Print the data exactly as it is given, please.

(App and web page records)
-------

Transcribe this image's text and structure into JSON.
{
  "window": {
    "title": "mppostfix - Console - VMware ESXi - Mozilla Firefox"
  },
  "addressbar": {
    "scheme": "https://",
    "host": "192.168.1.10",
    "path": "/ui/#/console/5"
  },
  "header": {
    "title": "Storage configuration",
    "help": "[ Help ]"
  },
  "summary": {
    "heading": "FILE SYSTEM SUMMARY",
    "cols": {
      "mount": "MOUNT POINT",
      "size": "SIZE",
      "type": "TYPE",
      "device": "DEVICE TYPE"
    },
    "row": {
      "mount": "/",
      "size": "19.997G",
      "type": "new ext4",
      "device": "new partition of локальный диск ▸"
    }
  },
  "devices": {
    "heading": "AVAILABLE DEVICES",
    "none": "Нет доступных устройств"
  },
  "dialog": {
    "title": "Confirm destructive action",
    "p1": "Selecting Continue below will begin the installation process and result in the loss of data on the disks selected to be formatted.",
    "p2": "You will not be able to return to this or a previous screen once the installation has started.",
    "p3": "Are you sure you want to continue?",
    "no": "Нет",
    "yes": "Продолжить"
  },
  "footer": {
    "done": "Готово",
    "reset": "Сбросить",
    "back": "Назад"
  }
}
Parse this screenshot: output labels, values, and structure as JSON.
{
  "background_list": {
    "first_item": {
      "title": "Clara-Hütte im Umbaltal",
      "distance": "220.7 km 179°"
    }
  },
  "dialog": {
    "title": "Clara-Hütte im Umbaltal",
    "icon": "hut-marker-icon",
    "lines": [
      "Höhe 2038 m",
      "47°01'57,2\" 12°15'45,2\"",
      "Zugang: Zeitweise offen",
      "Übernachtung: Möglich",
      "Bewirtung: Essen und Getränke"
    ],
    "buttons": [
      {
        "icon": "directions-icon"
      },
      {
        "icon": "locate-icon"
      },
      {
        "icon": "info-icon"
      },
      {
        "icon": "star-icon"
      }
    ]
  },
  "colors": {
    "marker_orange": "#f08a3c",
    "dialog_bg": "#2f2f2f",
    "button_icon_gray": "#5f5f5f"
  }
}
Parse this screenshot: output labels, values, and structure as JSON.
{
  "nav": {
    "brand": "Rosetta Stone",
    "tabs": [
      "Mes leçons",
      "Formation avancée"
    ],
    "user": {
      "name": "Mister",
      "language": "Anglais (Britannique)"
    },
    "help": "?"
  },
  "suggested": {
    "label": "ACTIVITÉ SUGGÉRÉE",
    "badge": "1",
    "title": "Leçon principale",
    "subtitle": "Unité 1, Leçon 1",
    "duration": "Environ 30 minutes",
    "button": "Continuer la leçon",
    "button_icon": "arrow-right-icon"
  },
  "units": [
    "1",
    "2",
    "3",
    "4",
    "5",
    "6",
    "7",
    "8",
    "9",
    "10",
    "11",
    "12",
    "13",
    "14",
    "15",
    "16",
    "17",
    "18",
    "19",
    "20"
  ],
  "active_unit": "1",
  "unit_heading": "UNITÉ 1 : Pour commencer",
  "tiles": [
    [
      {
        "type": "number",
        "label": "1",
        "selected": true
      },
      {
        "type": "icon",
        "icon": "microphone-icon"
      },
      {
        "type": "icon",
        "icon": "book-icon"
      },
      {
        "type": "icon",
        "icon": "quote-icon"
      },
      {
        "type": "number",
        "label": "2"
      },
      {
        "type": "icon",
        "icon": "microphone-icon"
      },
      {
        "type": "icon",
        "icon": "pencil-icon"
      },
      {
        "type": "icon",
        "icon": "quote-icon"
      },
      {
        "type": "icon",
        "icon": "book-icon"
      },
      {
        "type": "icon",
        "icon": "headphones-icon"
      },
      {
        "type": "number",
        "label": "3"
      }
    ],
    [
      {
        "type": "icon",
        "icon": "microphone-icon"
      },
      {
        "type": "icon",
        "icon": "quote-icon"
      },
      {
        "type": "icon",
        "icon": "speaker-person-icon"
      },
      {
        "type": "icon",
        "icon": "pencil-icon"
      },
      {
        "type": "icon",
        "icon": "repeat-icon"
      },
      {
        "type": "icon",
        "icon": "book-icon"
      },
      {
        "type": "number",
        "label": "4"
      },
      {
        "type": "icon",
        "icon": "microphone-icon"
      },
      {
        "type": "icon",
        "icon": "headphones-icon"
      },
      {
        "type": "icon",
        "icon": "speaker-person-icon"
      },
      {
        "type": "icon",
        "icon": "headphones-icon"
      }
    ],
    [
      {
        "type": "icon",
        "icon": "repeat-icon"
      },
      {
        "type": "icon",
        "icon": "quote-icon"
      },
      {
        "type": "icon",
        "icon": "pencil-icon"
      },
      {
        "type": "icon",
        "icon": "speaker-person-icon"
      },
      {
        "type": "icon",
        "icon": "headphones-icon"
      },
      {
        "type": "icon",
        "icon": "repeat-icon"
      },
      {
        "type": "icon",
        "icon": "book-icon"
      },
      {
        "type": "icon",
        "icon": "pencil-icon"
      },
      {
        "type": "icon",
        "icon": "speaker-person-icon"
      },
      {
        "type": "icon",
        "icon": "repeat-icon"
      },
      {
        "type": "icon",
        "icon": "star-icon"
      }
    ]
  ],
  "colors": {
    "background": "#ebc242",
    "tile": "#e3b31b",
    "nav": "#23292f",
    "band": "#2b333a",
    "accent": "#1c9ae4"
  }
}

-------

▶ [RESULT FOR THIS TASK]:
Transcribe this image's text and structure into JSON.
{
  "window": {
    "title": "mppostfix - Console - VMware ESXi - Mozilla Firefox"
  },
  "addressbar": {
    "scheme": "https://",
    "host": "192.168.1.10",
    "path": "/ui/#/console/5"
  },
  "header": {
    "title": "Storage configuration",
    "help": "[ Help ]"
  },
  "summary": {
    "heading": "FILE SYSTEM SUMMARY",
    "cols": {
      "mount": "MOUNT POINT",
      "size": "SIZE",
      "type": "TYPE",
      "device": "DEVICE TYPE"
    },
    "row": {
      "mount": "/",
      "size": "19.997G",
      "type": "new ext4",
      "device": "new partition of локальный диск ▸"
    }
  },
  "devices": {
    "heading": "AVAILABLE DEVICES",
    "none": "Нет доступных устройств"
  },
  "dialog": {
    "title": "Confirm destructive action",
    "p1": "Selecting Continue below will begin the installation process and result in the loss of data on the disks selected to be formatted.",
    "p2": "You will not be able to return to this or a previous screen once the installation has started.",
    "p3": "Are you sure you want to continue?",
    "no": "Нет",
    "yes": "Продолжить"
  },
  "footer": {
    "done": "Готово",
    "reset": "Сбросить",
    "back": "Назад"
  }
}
Parse this screenshot: output labels, values, and structure as JSON.
{
  "background_list": {
    "first_item": {
      "title": "Clara-Hütte im Umbaltal",
      "distance": "220.7 km 179°"
    }
  },
  "dialog": {
    "title": "Clara-Hütte im Umbaltal",
    "icon": "hut-marker-icon",
    "lines": [
      "Höhe 2038 m",
      "47°01'57,2\" 12°15'45,2\"",
      "Zugang: Zeitweise offen",
      "Übernachtung: Möglich",
      "Bewirtung: Essen und Getränke"
    ],
    "buttons": [
      {
        "icon": "directions-icon"
      },
      {
        "icon": "locate-icon"
      },
      {
        "icon": "info-icon"
      },
      {
        "icon": "star-icon"
      }
    ]
  },
  "colors": {
    "marker_orange": "#f08a3c",
    "dialog_bg": "#2f2f2f",
    "button_icon_gray": "#5f5f5f"
  }
}
Parse this screenshot: output labels, values, and structure as JSON.
{
  "nav": {
    "brand": "Rosetta Stone",
    "tabs": [
      "Mes leçons",
      "Formation avancée"
    ],
    "user": {
      "name": "Mister",
      "language": "Anglais (Britannique)"
    },
    "help": "?"
  },
  "suggested": {
    "label": "ACTIVITÉ SUGGÉRÉE",
    "badge": "1",
    "title": "Leçon principale",
    "subtitle": "Unité 1, Leçon 1",
    "duration": "Environ 30 minutes",
    "button": "Continuer la leçon",
    "button_icon": "arrow-right-icon"
  },
  "units": [
    "1",
    "2",
    "3",
    "4",
    "5",
    "6",
    "7",
    "8",
    "9",
    "10",
    "11",
    "12",
    "13",
    "14",
    "15",
    "16",
    "17",
    "18",
    "19",
    "20"
  ],
  "active_unit": "1",
  "unit_heading": "UNITÉ 1 : Pour commencer",
  "tiles": [
    [
      {
        "type": "number",
        "label": "1",
        "selected": true
      },
      {
        "type": "icon",
        "icon": "microphone-icon"
      },
      {
        "type": "icon",
        "icon": "book-icon"
      },
      {
        "type": "icon",
        "icon": "quote-icon"
      },
      {
        "type": "number",
        "label": "2"
      },
      {
        "type": "icon",
        "icon": "microphone-icon"
      },
      {
        "type": "icon",
        "icon": "pencil-icon"
      },
      {
        "type": "icon",
        "icon": "quote-icon"
      },
      {
        "type": "icon",
        "icon": "book-icon"
      },
      {
        "type": "icon",
        "icon": "headphones-icon"
      },
      {
        "type": "number",
        "label": "3"
      }
    ],
    [
      {
        "type": "icon",
        "icon": "microphone-icon"
      },
      {
        "type": "icon",
        "icon": "quote-icon"
      },
      {
        "type": "icon",
        "icon": "speaker-person-icon"
      },
      {
        "type": "icon",
        "icon": "pencil-icon"
      },
      {
        "type": "icon",
        "icon": "repeat-icon"
      },
      {
        "type": "icon",
        "icon": "book-icon"
      },
      {
        "type": "number",
        "label": "4"
      },
      {
        "type": "icon",
        "icon": "microphone-icon"
      },
      {
        "type": "icon",
        "icon": "headphones-icon"
      },
      {
        "type": "icon",
        "icon": "speaker-person-icon"
      },
      {
        "type": "icon",
        "icon": "headphones-icon"
      }
    ],
    [
      {
        "type": "icon",
        "icon": "repeat-icon"
      },
      {
        "type": "icon",
        "icon": "quote-icon"
      },
      {
        "type": "icon",
        "icon": "pencil-icon"
      },
      {
        "type": "icon",
        "icon": "speaker-person-icon"
      },
      {
        "type": "icon",
        "icon": "headphones-icon"
      },
      {
        "type": "icon",
        "icon": "repeat-icon"
      },
      {
        "type": "icon",
        "icon": "book-icon"
      },
      {
        "type": "icon",
        "icon": "pencil-icon"
      },
      {
        "type": "icon",
        "icon": "speaker-person-icon"
      },
      {
        "type": "icon",
        "icon": "repeat-icon"
      },
      {
        "type": "icon",
        "icon": "star-icon"
      }
    ]
  ],
  "colors": {
    "background": "#ebc242",
    "tile": "#e3b31b",
    "nav": "#23292f",
    "band": "#2b333a",
    "accent": "#1c9ae4"
  }
}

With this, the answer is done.